If a record holds a picture, please leave the picture out and copy the rest of the record exactly.
Start of TASK MATERIAL
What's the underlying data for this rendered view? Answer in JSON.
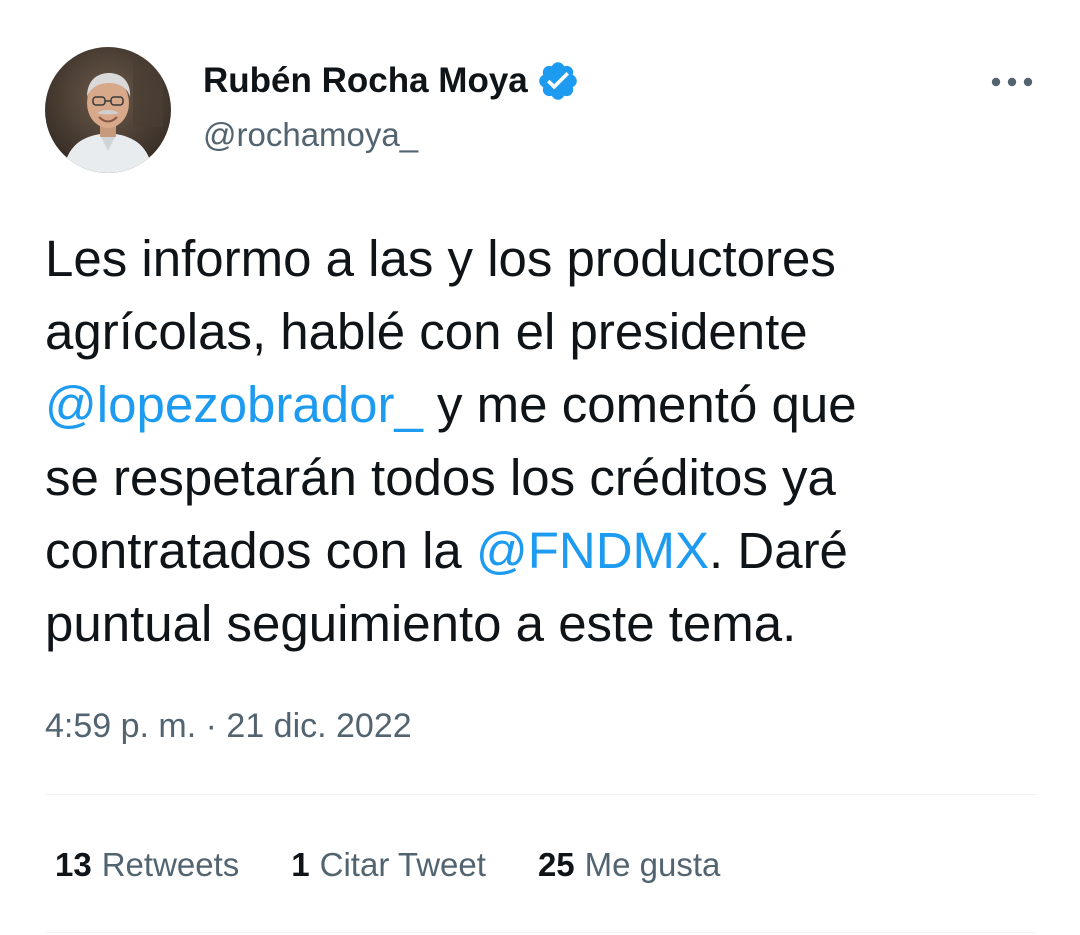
{
  "author": {
    "display_name": "Rubén Rocha Moya",
    "handle": "@rochamoya_",
    "verified": true,
    "avatar_icon": "profile-photo"
  },
  "tweet": {
    "lines": [
      [
        {
          "text": "Les informo a las y los productores",
          "type": "text"
        }
      ],
      [
        {
          "text": "agrícolas, hablé con el presidente",
          "type": "text"
        }
      ],
      [
        {
          "text": "@lopezobrador_",
          "type": "mention"
        },
        {
          "text": " y me comentó que",
          "type": "text"
        }
      ],
      [
        {
          "text": "se respetarán todos los créditos ya",
          "type": "text"
        }
      ],
      [
        {
          "text": "contratados con la ",
          "type": "text"
        },
        {
          "text": "@FNDMX",
          "type": "mention"
        },
        {
          "text": ". Daré",
          "type": "text"
        }
      ],
      [
        {
          "text": "puntual seguimiento a este tema.",
          "type": "text"
        }
      ]
    ],
    "timestamp": "4:59 p. m. · 21 dic. 2022"
  },
  "stats": {
    "retweets": {
      "count": "13",
      "label": "Retweets"
    },
    "quotes": {
      "count": "1",
      "label": "Citar Tweet"
    },
    "likes": {
      "count": "25",
      "label": "Me gusta"
    }
  },
  "icons": {
    "verified": "verified-badge-icon",
    "more": "more-options-icon"
  },
  "colors": {
    "link": "#1d9bf0",
    "text": "#0f1419",
    "secondary": "#536471",
    "divider": "#eff3f4"
  }
}
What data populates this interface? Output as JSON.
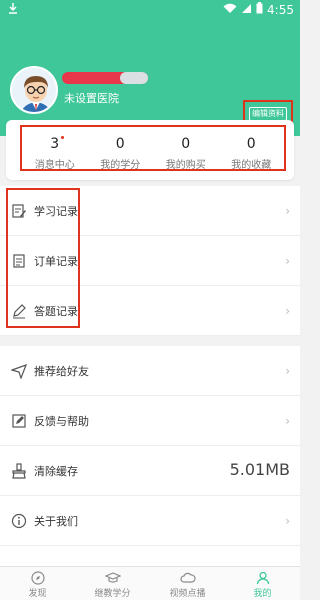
{
  "status_bar": {
    "time": "4:55"
  },
  "profile": {
    "hospital": "未设置医院",
    "edit_button": "编辑资料"
  },
  "stats": [
    {
      "value": "3",
      "label": "消息中心"
    },
    {
      "value": "0",
      "label": "我的学分"
    },
    {
      "value": "0",
      "label": "我的购买"
    },
    {
      "value": "0",
      "label": "我的收藏"
    }
  ],
  "records": [
    {
      "label": "学习记录",
      "icon": "edit-note-icon"
    },
    {
      "label": "订单记录",
      "icon": "order-list-icon"
    },
    {
      "label": "答题记录",
      "icon": "pencil-icon"
    }
  ],
  "settings": [
    {
      "label": "推荐给好友",
      "icon": "send-icon"
    },
    {
      "label": "反馈与帮助",
      "icon": "feedback-icon"
    },
    {
      "label": "清除缓存",
      "icon": "broom-icon",
      "value": "5.01MB"
    },
    {
      "label": "关于我们",
      "icon": "info-icon"
    }
  ],
  "tabs": [
    {
      "label": "发现",
      "icon": "compass-icon"
    },
    {
      "label": "继教学分",
      "icon": "graduation-cap-icon"
    },
    {
      "label": "视频点播",
      "icon": "cloud-icon"
    },
    {
      "label": "我的",
      "icon": "user-icon",
      "active": true
    }
  ],
  "colors": {
    "primary": "#3fc79a",
    "highlight": "#e0321c"
  }
}
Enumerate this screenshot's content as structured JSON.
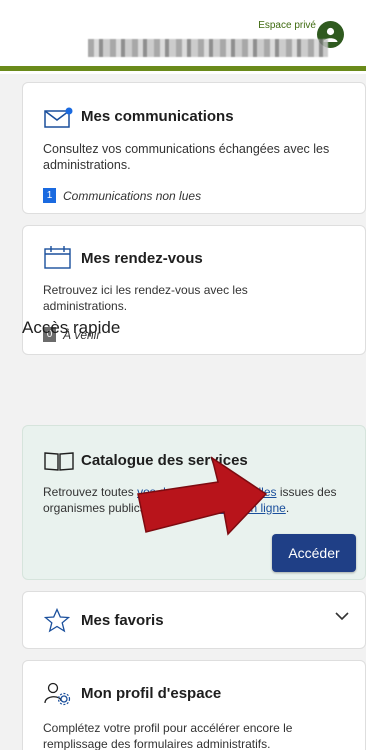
{
  "header": {
    "espace_label": "Espace privé"
  },
  "communications": {
    "title": "Mes communications",
    "desc": "Consultez vos communications échangées avec les administrations.",
    "count": "1",
    "count_label": "Communications non lues"
  },
  "rdv": {
    "title": "Mes rendez-vous",
    "desc": "Retrouvez ici les rendez-vous avec les administrations.",
    "count": "0",
    "count_label": "À venir"
  },
  "quick": {
    "title": "Accès rapide"
  },
  "catalog": {
    "title": "Catalogue des services",
    "desc_1": "Retrouvez toutes ",
    "link_1": "vos données personnelles",
    "desc_2": " issues des organismes publics et les ",
    "link_2": "démarches en ligne",
    "desc_3": ".",
    "button": "Accéder"
  },
  "favoris": {
    "title": "Mes favoris"
  },
  "profil": {
    "title": "Mon profil d'espace",
    "desc": "Complétez votre profil pour accélérer encore le remplissage des formulaires administratifs."
  },
  "colors": {
    "brand_green": "#6a8a1a",
    "button_blue": "#1f3f86",
    "link_blue": "#1a4f9c",
    "arrow_red": "#b8141b"
  }
}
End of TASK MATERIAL
* TASK RESULT *
What's the underlying data for this rendered view? Answer in JSON.
{
  "author": {
    "display_name": "Rubén Rocha Moya",
    "handle": "@rochamoya_",
    "verified": true,
    "avatar_icon": "profile-photo"
  },
  "tweet": {
    "lines": [
      [
        {
          "text": "Les informo a las y los productores",
          "type": "text"
        }
      ],
      [
        {
          "text": "agrícolas, hablé con el presidente",
          "type": "text"
        }
      ],
      [
        {
          "text": "@lopezobrador_",
          "type": "mention"
        },
        {
          "text": " y me comentó que",
          "type": "text"
        }
      ],
      [
        {
          "text": "se respetarán todos los créditos ya",
          "type": "text"
        }
      ],
      [
        {
          "text": "contratados con la ",
          "type": "text"
        },
        {
          "text": "@FNDMX",
          "type": "mention"
        },
        {
          "text": ". Daré",
          "type": "text"
        }
      ],
      [
        {
          "text": "puntual seguimiento a este tema.",
          "type": "text"
        }
      ]
    ],
    "timestamp": "4:59 p. m. · 21 dic. 2022"
  },
  "stats": {
    "retweets": {
      "count": "13",
      "label": "Retweets"
    },
    "quotes": {
      "count": "1",
      "label": "Citar Tweet"
    },
    "likes": {
      "count": "25",
      "label": "Me gusta"
    }
  },
  "icons": {
    "verified": "verified-badge-icon",
    "more": "more-options-icon"
  },
  "colors": {
    "link": "#1d9bf0",
    "text": "#0f1419",
    "secondary": "#536471",
    "divider": "#eff3f4"
  }
}
What data populates this interface? Output as JSON.
{
  "status_bar": {
    "time": "4:55"
  },
  "profile": {
    "hospital": "未设置医院",
    "edit_button": "编辑资料"
  },
  "stats": [
    {
      "value": "3",
      "label": "消息中心"
    },
    {
      "value": "0",
      "label": "我的学分"
    },
    {
      "value": "0",
      "label": "我的购买"
    },
    {
      "value": "0",
      "label": "我的收藏"
    }
  ],
  "records": [
    {
      "label": "学习记录",
      "icon": "edit-note-icon"
    },
    {
      "label": "订单记录",
      "icon": "order-list-icon"
    },
    {
      "label": "答题记录",
      "icon": "pencil-icon"
    }
  ],
  "settings": [
    {
      "label": "推荐给好友",
      "icon": "send-icon"
    },
    {
      "label": "反馈与帮助",
      "icon": "feedback-icon"
    },
    {
      "label": "清除缓存",
      "icon": "broom-icon",
      "value": "5.01MB"
    },
    {
      "label": "关于我们",
      "icon": "info-icon"
    }
  ],
  "tabs": [
    {
      "label": "发现",
      "icon": "compass-icon"
    },
    {
      "label": "继教学分",
      "icon": "graduation-cap-icon"
    },
    {
      "label": "视频点播",
      "icon": "cloud-icon"
    },
    {
      "label": "我的",
      "icon": "user-icon",
      "active": true
    }
  ],
  "colors": {
    "primary": "#3fc79a",
    "highlight": "#e0321c"
  }
}
Enumerate this screenshot's content as structured JSON.
{
  "header": {
    "espace_label": "Espace privé"
  },
  "communications": {
    "title": "Mes communications",
    "desc": "Consultez vos communications échangées avec les administrations.",
    "count": "1",
    "count_label": "Communications non lues"
  },
  "rdv": {
    "title": "Mes rendez-vous",
    "desc": "Retrouvez ici les rendez-vous avec les administrations.",
    "count": "0",
    "count_label": "À venir"
  },
  "quick": {
    "title": "Accès rapide"
  },
  "catalog": {
    "title": "Catalogue des services",
    "desc_1": "Retrouvez toutes ",
    "link_1": "vos données personnelles",
    "desc_2": " issues des organismes publics et les ",
    "link_2": "démarches en ligne",
    "desc_3": ".",
    "button": "Accéder"
  },
  "favoris": {
    "title": "Mes favoris"
  },
  "profil": {
    "title": "Mon profil d'espace",
    "desc": "Complétez votre profil pour accélérer encore le remplissage des formulaires administratifs."
  },
  "colors": {
    "brand_green": "#6a8a1a",
    "button_blue": "#1f3f86",
    "link_blue": "#1a4f9c",
    "arrow_red": "#b8141b"
  }
}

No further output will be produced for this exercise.